Okay, you need to have a piece of software find a dynamic library residing in
You have been using
LD_LIBRARY_PATH manually but found out it is a pain in the ass in the long run (in automation scenarios, sudoing, etc…)
What you want to do is embed in the binary file the location where the OS will find the missing libraries.
This is what the RUNPATH facilities are for.
You have two options depending on the task at hand and your willingness to modify the build rules of the product you are using.
Option 1: the environment variable
Launch your build command passing it the custom locations of your libraries:
LD_RUN_PATH=/usr/local/lib make all
This is a colon separated specification, so you can:
LD_RUN_PATH=/usr/local/lib:/var/lib make all
Option 2: the compiler/linker option
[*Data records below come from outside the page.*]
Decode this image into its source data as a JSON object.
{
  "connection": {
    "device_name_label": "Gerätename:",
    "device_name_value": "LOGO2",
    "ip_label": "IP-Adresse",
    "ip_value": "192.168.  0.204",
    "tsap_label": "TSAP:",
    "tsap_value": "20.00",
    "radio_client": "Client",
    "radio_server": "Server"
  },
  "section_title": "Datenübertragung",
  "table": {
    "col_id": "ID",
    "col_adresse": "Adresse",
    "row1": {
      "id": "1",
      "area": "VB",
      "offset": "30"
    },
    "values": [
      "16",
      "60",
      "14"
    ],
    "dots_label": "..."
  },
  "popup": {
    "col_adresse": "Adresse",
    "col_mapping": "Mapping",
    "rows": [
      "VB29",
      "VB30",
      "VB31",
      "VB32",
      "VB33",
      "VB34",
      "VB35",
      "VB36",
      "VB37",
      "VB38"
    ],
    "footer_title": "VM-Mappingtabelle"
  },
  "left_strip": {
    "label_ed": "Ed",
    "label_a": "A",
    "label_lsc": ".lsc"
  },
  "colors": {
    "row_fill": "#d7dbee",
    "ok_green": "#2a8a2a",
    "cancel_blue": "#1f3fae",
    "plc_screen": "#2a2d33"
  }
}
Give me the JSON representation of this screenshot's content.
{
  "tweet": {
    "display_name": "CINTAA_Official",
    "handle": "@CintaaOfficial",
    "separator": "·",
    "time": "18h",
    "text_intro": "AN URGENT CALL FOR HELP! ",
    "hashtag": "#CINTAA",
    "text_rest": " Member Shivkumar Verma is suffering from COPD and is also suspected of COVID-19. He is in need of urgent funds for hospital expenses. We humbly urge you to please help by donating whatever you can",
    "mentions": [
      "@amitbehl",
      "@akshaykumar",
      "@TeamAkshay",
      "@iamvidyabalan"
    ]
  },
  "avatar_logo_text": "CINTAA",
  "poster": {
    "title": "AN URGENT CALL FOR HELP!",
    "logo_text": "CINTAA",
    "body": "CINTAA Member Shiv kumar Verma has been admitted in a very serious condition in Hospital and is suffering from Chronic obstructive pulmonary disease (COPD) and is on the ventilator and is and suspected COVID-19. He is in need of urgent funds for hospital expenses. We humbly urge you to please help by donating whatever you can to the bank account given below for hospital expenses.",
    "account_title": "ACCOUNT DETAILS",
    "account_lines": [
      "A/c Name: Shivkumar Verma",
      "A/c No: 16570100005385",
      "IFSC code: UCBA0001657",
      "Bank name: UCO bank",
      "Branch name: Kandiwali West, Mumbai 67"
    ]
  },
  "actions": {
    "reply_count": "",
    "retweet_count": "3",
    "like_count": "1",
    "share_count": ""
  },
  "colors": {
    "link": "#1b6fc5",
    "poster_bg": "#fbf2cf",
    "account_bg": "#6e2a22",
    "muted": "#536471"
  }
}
If you want a more definitive approach you can explicitly set your custom locations in the build rules of the project you’re compiling. Using the GNU toolset, you can pass the relevant option to the linker (ld) through a compiler option with:
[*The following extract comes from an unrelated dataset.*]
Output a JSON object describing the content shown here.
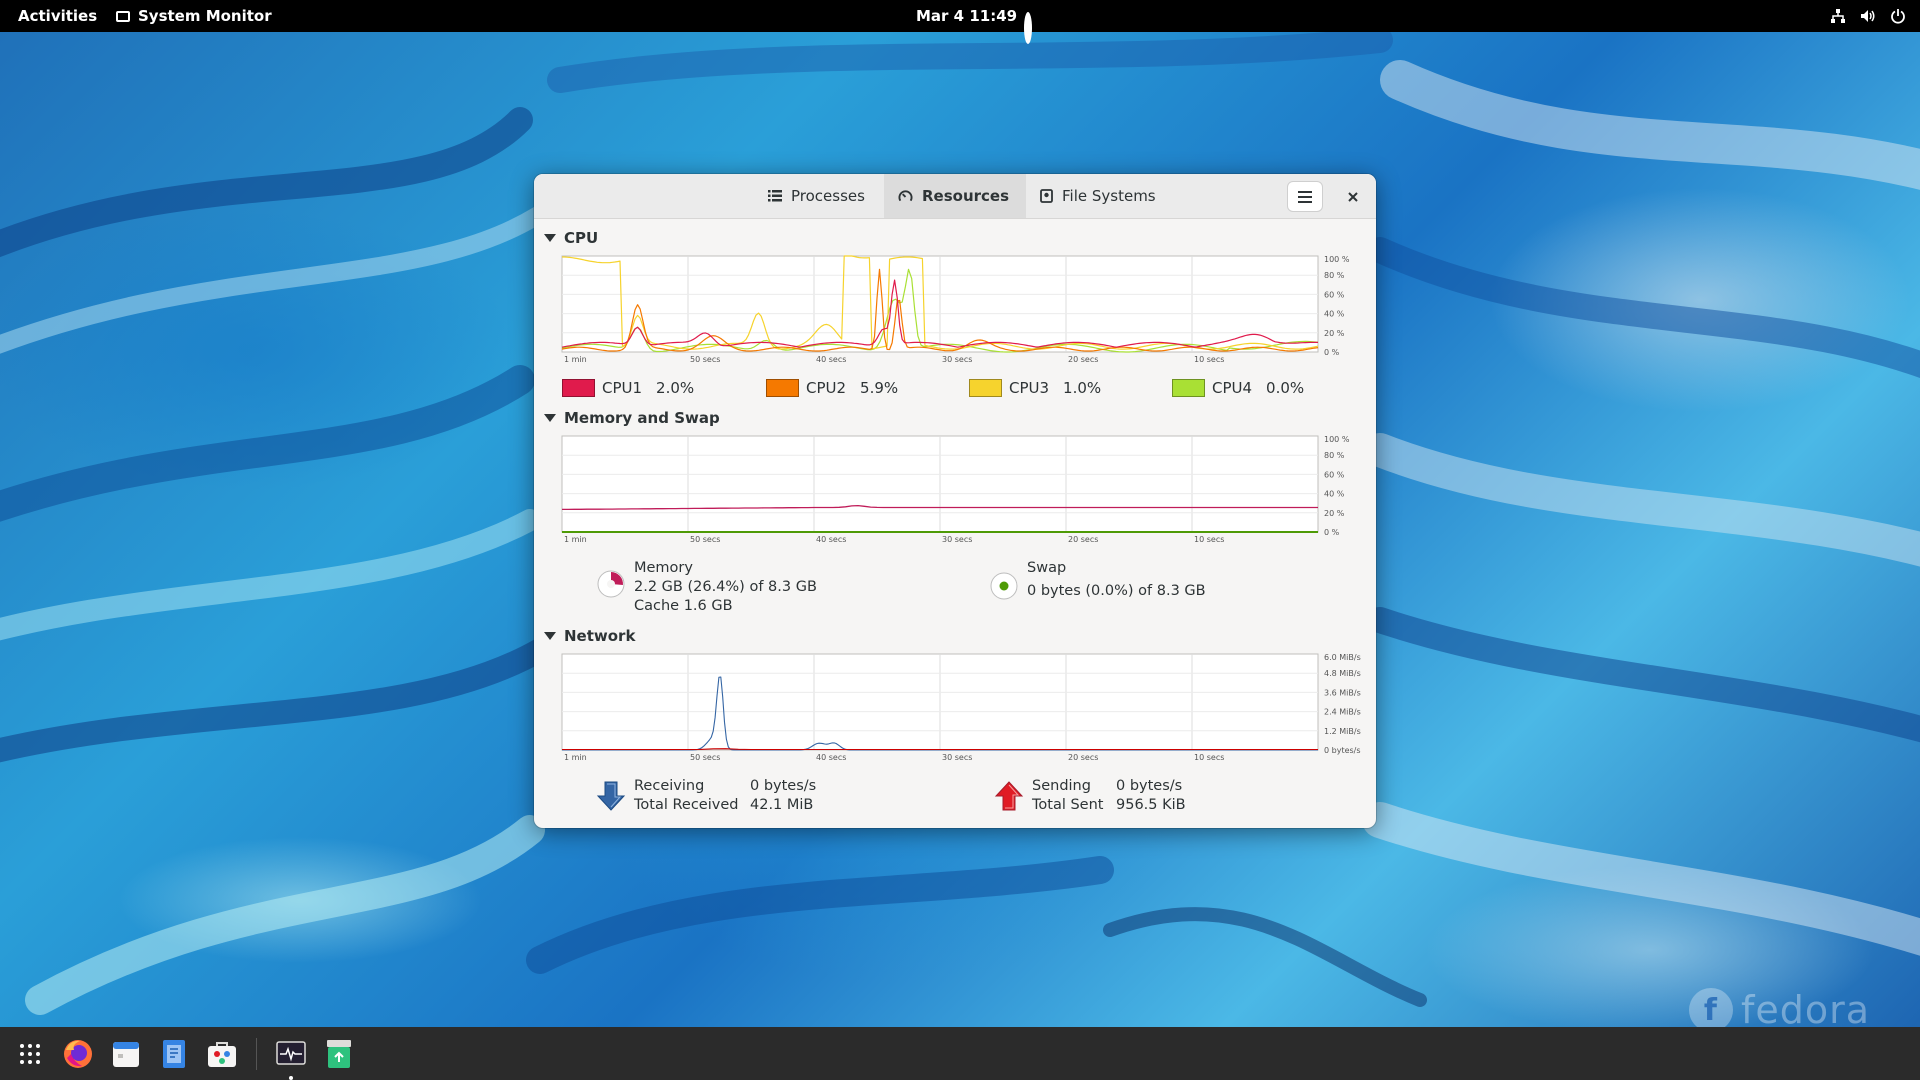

The -R is the option you want to give to
ld. the -Wl, option is the way to tell the compiler to ignore the option but pass it to
Typically in a Makefile, this will end up looking like this:
CFLAGS=-Wl,-R/usr/local/lib -g -O2 -Wall -Wextra -Isrc -pthread -rdynamic -DNDEBUG $(OPTFLAGS) -D_FILE_OFFSET_BITS=64
When you can not recompile
If you can not easily recompile the binary file (as in a packager-managed build), you still can modify its RUNPATH record. This is achieved through chrpath or elfedit but you will overwrite the existing path and the new value will have to be shorter or equal to the original.
Finally, provided you have access to the location pointed to by your binary file, you can also create symbolic links to the actual location of the DLL you need to link to.
For more info
Read about the rpath option on the GNU linker man page
Learn why you want to avoid LD_LIBRARY_PATH